05 August 2011
A new theory suggests the Earth once had a small second moon that disappeared after a collision with its big sister. Researchers say in an article in the journal Nature that the slow speed of the collision may explain the build up of highlands on the rarely seen part of the Moon.
Click to hear the report:
This new theory builds on the idea that around four billion years ago the Earth was struck by a Mars-like planet, but instead of the smash producing enough debris for one moon, this paper argues there was enough for two.
This small second moon became stuck in a gravitational tug of war between the Earth and its much larger sibling.
After millions of years in this position the new moon was drawn into a collision at a speed of less than three kilometres per second.
The scientists say this slow paced crash may have caused a build up of material and the formation of highlands on the Moon's far side.
For decades scientists have been trying to understand why the visible near side of the Moon is covered in craters while the far side has mountain ranges higher than 3,000 metres.
The researchers hope that Nasa observational missions might prove this new theory within a year.
Matt McGrath, BBC News
Click to hear the vocabulary:
- struck by
- gravitational tug of war
pull in opposite directions by the force of gravity
brother or sister

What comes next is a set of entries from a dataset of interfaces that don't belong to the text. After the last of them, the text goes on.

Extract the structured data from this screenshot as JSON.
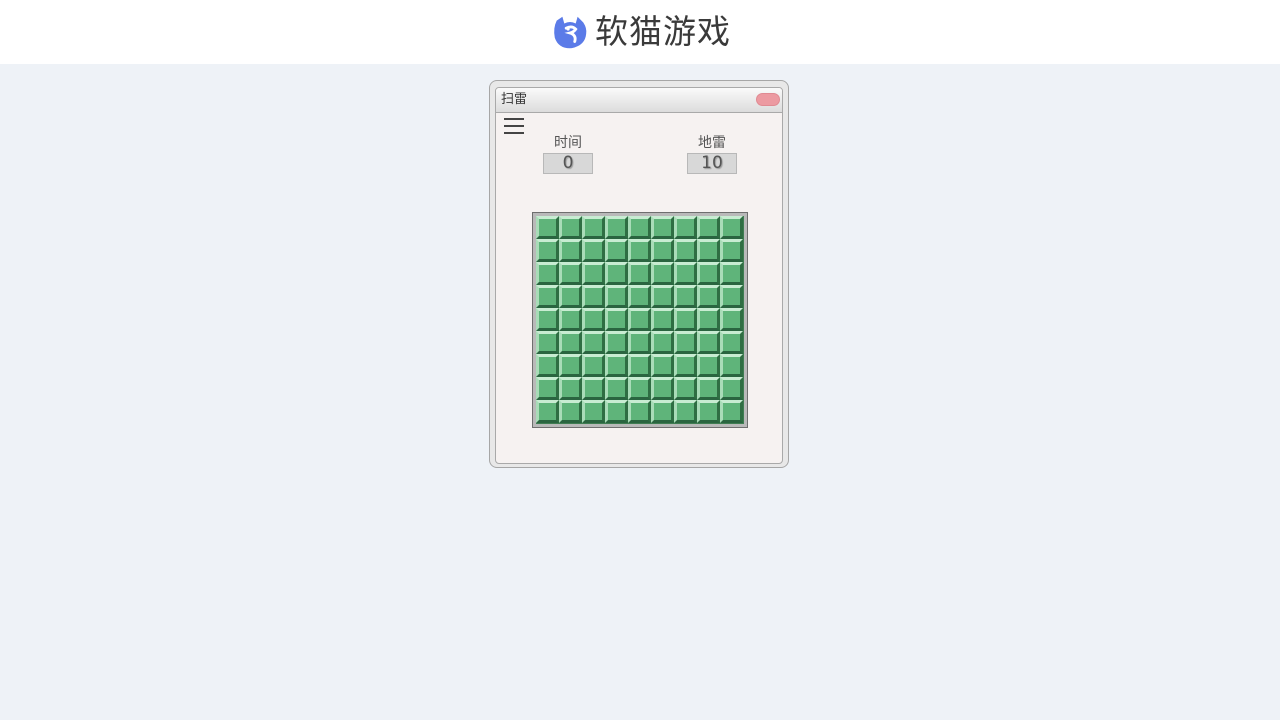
{
  "brand": {
    "name": "软猫游戏",
    "accent": "#5b7be8"
  },
  "window": {
    "title": "扫雷"
  },
  "stats": {
    "time_label": "时间",
    "time_value": "0",
    "mines_label": "地雷",
    "mines_value": "10"
  },
  "board": {
    "rows": 9,
    "cols": 9,
    "cell_state": "covered"
  },
  "icons": {
    "menu": "menu-icon",
    "close": "close-icon",
    "logo": "cat-logo-icon"
  },
  "colors": {
    "cell": "#5fb47a",
    "close_button": "#ec9aa1",
    "background": "#eef2f7"
  }
}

- slow paced
moving at low speed
- far side
face of the Moon that can't be seen from the Earth
big holes on the surface